New Optical Switch Could Lead to Ultrafast All-Optical Signal Processing


One of the major limitations of optics-based systems at present is that, at a certain point, they still need to have electronics-based transistors to efficiently process the data. Now, a team led by Alireza Marandi, assistant professor of electrical engineering and applied physics at Caltech, has created an all-optical switch. Such a switch could eventually enable data processing using photons.

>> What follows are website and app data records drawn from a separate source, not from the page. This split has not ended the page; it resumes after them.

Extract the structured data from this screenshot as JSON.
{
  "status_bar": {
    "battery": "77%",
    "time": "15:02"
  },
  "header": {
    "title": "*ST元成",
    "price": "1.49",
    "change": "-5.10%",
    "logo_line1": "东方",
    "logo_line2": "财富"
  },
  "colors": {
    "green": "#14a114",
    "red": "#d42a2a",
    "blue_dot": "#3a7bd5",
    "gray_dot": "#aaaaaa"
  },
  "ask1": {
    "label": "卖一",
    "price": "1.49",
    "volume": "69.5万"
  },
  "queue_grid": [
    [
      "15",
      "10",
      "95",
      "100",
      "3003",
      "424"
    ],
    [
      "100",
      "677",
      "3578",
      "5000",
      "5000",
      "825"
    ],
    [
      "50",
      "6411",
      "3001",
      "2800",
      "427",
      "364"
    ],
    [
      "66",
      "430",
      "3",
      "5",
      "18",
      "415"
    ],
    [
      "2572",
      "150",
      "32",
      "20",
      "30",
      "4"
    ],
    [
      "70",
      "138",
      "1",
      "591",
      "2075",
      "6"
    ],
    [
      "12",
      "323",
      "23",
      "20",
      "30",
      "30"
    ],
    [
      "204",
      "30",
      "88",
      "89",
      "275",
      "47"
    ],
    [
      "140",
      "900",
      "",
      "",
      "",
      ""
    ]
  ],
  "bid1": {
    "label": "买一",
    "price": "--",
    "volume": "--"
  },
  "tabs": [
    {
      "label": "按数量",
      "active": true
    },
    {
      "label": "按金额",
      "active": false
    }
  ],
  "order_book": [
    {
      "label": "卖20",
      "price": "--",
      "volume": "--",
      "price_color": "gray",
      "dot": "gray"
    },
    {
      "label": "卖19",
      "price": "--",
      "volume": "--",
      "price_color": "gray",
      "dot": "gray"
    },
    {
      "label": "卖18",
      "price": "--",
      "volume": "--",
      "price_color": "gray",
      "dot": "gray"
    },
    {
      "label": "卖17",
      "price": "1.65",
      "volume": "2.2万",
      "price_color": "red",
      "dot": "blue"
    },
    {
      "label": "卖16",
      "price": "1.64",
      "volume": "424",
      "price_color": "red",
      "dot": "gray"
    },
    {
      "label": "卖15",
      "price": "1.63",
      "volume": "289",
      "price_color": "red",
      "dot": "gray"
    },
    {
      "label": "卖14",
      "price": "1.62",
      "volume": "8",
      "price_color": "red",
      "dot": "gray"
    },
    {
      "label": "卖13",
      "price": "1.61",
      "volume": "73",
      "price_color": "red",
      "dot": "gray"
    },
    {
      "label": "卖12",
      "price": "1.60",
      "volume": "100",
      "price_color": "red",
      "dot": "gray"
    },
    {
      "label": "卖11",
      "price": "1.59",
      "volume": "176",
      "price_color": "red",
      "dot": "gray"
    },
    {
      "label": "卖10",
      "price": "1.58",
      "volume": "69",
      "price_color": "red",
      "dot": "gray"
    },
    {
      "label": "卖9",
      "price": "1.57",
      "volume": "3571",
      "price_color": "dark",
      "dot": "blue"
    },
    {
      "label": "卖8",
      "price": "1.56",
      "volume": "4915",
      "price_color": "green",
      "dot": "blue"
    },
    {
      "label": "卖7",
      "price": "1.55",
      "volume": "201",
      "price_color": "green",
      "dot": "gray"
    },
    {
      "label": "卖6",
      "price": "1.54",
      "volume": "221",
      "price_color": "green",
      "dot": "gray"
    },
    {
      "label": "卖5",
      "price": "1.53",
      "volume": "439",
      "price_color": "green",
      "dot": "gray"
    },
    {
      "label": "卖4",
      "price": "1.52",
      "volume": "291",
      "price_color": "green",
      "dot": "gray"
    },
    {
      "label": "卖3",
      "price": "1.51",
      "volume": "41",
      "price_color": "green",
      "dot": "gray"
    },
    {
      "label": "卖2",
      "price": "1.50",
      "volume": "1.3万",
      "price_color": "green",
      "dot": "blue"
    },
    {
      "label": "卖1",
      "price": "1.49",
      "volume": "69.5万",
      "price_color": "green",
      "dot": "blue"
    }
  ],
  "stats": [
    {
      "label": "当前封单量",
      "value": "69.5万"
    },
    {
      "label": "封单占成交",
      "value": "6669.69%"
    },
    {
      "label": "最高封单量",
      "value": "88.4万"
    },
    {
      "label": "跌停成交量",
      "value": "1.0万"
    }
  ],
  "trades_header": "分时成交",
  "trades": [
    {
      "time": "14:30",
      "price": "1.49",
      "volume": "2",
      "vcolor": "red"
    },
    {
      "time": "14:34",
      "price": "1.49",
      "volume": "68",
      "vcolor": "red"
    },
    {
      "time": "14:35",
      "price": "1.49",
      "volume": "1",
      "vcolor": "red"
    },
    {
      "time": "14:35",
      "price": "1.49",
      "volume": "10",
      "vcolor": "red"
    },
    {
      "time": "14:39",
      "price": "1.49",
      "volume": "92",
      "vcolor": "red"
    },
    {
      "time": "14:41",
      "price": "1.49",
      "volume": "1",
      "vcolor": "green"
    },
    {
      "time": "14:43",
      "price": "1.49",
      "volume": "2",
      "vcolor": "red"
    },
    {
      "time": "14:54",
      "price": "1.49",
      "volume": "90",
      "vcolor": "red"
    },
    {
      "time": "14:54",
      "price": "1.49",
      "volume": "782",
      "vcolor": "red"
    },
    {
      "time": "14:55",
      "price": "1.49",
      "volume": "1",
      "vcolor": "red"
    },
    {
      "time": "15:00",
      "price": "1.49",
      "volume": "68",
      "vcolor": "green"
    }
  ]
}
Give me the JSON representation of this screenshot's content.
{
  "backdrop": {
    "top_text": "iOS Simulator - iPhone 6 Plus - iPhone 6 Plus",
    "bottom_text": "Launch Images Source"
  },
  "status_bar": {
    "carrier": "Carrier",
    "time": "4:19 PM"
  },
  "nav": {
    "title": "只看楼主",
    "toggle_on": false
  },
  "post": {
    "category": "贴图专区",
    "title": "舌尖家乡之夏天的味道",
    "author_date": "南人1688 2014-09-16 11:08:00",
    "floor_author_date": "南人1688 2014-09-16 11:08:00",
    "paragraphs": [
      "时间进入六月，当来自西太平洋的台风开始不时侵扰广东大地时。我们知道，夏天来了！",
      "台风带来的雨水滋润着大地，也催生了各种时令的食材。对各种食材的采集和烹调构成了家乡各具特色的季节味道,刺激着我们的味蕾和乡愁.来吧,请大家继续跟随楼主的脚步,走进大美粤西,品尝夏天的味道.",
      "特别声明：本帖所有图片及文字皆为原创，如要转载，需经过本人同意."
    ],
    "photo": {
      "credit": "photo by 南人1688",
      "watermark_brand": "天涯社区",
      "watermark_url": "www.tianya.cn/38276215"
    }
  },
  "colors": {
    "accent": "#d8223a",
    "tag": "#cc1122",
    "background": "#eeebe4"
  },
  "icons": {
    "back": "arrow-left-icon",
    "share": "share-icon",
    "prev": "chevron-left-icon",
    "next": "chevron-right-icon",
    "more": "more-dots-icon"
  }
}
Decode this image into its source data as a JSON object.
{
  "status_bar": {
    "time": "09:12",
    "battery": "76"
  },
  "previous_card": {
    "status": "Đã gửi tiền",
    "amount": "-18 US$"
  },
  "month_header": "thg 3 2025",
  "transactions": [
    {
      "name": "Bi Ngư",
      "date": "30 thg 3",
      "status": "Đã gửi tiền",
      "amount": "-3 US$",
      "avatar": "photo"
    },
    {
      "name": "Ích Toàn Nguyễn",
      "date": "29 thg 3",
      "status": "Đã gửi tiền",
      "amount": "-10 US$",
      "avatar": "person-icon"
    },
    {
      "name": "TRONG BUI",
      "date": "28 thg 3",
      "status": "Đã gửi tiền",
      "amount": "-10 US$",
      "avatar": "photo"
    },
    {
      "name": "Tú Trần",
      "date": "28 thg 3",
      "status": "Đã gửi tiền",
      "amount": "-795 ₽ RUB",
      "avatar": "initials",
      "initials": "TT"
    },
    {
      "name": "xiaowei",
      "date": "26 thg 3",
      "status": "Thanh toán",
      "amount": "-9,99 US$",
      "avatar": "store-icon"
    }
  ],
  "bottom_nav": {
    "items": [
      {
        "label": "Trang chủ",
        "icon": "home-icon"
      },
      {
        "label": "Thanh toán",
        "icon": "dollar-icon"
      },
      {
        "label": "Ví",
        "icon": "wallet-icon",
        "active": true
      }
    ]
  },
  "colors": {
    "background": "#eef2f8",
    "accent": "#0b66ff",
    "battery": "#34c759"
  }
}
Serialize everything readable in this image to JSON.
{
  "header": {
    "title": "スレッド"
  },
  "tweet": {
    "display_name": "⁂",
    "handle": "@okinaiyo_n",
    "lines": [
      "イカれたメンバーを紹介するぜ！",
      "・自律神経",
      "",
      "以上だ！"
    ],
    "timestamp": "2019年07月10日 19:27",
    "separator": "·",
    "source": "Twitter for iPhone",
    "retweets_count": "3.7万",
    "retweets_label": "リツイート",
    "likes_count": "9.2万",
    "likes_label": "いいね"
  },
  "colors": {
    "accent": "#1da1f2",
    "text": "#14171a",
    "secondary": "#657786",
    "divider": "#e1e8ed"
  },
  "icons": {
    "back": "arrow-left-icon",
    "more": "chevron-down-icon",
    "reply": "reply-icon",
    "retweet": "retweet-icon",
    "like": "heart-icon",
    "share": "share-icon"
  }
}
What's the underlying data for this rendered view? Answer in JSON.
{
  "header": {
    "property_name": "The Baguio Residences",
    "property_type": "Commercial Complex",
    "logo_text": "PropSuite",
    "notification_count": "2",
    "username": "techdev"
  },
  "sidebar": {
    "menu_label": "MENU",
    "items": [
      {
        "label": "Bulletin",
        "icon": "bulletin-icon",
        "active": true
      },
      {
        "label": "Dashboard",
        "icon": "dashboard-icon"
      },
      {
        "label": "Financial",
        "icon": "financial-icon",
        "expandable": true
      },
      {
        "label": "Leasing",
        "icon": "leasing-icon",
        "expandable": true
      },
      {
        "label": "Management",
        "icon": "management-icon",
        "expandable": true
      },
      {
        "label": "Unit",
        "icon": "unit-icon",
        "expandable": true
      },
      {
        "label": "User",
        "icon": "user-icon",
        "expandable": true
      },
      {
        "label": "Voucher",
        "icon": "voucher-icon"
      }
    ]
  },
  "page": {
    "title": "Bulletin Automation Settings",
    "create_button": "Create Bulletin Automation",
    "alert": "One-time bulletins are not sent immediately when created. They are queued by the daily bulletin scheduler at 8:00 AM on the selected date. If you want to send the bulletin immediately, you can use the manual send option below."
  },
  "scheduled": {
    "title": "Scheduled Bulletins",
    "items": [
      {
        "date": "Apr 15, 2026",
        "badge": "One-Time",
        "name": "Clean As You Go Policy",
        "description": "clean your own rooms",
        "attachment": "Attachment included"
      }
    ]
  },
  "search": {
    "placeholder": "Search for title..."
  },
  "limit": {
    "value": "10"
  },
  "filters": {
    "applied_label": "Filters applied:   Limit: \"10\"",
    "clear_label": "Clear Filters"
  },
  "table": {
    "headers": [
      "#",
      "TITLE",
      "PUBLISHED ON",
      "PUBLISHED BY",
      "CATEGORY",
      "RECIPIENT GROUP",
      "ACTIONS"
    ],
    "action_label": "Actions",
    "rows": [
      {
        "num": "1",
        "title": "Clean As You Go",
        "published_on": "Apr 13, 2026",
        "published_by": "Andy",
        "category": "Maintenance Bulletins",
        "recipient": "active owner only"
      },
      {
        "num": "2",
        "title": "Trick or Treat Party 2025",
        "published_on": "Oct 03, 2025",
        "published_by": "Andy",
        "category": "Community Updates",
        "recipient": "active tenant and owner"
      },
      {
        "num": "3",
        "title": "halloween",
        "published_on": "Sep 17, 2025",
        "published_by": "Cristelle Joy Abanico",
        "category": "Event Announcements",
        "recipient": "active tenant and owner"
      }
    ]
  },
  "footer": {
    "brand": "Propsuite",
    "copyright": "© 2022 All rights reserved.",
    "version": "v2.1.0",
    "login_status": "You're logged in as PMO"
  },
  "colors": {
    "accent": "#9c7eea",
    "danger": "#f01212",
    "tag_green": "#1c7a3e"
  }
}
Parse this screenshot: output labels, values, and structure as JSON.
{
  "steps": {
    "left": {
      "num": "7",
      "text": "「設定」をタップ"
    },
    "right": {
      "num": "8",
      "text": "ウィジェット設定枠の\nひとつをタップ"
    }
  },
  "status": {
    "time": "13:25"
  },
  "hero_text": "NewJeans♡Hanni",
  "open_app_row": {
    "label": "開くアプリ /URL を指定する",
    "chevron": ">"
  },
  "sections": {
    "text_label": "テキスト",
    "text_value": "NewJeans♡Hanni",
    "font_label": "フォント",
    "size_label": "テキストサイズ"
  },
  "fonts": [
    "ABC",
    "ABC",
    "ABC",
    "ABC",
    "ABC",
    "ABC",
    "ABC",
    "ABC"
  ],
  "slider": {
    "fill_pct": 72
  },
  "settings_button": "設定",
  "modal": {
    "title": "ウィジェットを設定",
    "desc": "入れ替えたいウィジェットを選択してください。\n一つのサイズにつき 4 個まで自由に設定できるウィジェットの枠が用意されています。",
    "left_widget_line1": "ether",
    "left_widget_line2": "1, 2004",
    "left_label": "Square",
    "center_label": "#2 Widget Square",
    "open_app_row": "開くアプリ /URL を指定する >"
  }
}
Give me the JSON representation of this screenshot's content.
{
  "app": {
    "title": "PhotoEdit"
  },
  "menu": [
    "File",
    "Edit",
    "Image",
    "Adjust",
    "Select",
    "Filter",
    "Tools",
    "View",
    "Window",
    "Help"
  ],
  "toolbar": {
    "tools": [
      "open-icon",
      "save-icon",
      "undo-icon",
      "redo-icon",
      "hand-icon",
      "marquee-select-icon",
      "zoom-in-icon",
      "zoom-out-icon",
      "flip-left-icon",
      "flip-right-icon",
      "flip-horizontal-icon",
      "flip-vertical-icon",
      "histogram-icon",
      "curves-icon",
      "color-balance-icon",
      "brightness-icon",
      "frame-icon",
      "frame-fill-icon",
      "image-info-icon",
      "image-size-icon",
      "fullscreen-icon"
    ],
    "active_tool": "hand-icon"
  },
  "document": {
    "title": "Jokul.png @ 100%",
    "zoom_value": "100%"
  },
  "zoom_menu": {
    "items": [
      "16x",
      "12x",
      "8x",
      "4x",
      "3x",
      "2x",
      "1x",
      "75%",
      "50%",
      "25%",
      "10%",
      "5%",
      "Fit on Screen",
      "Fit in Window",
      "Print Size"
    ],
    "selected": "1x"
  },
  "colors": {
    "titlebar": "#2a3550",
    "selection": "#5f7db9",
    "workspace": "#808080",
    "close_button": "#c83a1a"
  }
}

Device nanofabrication was performed at the Kavli Nanoscience Institute (KNI) at Caltech. [Caltech story]

Tags: research highlights KNI Alireza Marandi Rajveer Nehra Saman Jahani Luis Ledezma Arkadev Roy Qiushi Guo Ryoto Sekine Robert Gray

Improving Aircraft Design with Machine Learning and a More Efficient Model of Turbulent Airflows


Turbulent airflows are chaotic and unpredictable: consider the bumps and jolts one might experience during an airplane flight encountering turbulent air. With increased knowledge of turbulent airflows, airplane designs could become safer, more resilient, and ultimately more fuel efficient.  H. Jane Bae, Assistant Professor of Aerospace, has developed a way to use machine learning to further improve the design process. [Caltech story]

Tags: research highlights GALCIT H. Jane Bae

How Do We Predict Climate Change?


To explore and predict how the climate will change, researchers create computer models of the real world. These mathematical models are based on the laws of physics and chemistry, which explain how water and air move, heat up, and cool in the atmosphere and ocean, how pollutants react in the atmosphere, and how sunlight and infrared radiation interact with molecules. [Caltech story]

Tags: research highlights CMS ESE Tapio Schneider Andrew Stuart Anna Jaruga

Methods from Weather Forecasting Can Be Adapted to Assess Risk of COVID-19 Exposure


Techniques used in weather forecasting can be repurposed to provide individuals with a personalized assessment of their risk of exposure to COVID-19 or other viruses, according to new research published by Caltech scientists. The technique has the potential to be more effective and less intrusive than blanket lockdowns for combatting the spread of disease, says Tapio Schneider, Theodore Y. Wu Professor of Environmental Science and Engineering; Jet Propulsion Laboratory Senior Research Scientist. [Caltech story]

Tags: research highlights Chiara Daraio ESE Tapio Schneider Oliver Dunbar Lucas Böttcher Dmitry Burov Alfredo Garbuno-Inigo Gregory Wagner Sen Pei Raffaele Ferrari Jeffrey Shaman Jinlong Wu

Making Robotic Assistive Walking More Natural


A team of graduate students in Caltech's Advanced Mechanical Bipedal Experimental Robotics Lab (AMBER), led by Professor Aaron Ames, Bren Professor of Mechanical and Civil Engineering and Control and Dynamical Systems, is developing a new method of generating gaits for robotic assistive devices, which aims to guarantee stability and achieve more natural locomotion for different users. "If you're designing a trajectory for a robotic assistive device, a satisfactory gait should not only be stable but also feel natural," says Amy Li. [Caltech story]

Tags: research highlights MCE Yisong Yue Aaron Ames Maegan Tucker Kejun Li Rachel Gehlhar

Lab Earthquakes Show How Grains at Fault Boundaries Lead to Major Quakes


By simulating earthquakes in a lab, Caltech engineers have provided strong experimental support for a form of earthquake propagation now thought responsible for the magnitude-9.0 earthquake that devastated the coast of Japan in 2011. "Our novel experimental approach has enabled us to look into the earthquake process up close, and to uncover key features of rupture propagation and friction evolution in rock gouge," says Vito Rubino, research scientist and lead author of the Nature paper. The Nature paper is titled "Intermittent lab earthquakes in dynamically weakening fault gouge." Rubino and his co-authors Nadia Lapusta, Lawrence A. Hanson, Jr., Professor of Mechanical Engineering and Geophysics, and Ares Rosakis, Theodore von Kármán Professor of Aeronautics and Mechanical Engineering, show that so-called "stable" or "creeping" faults are not actually immune to major ruptures after all, as previously suspected. [Caltech story]

Tags: research highlights GALCIT MCE Ares Rosakis Nadia Lapusta Vito Rubino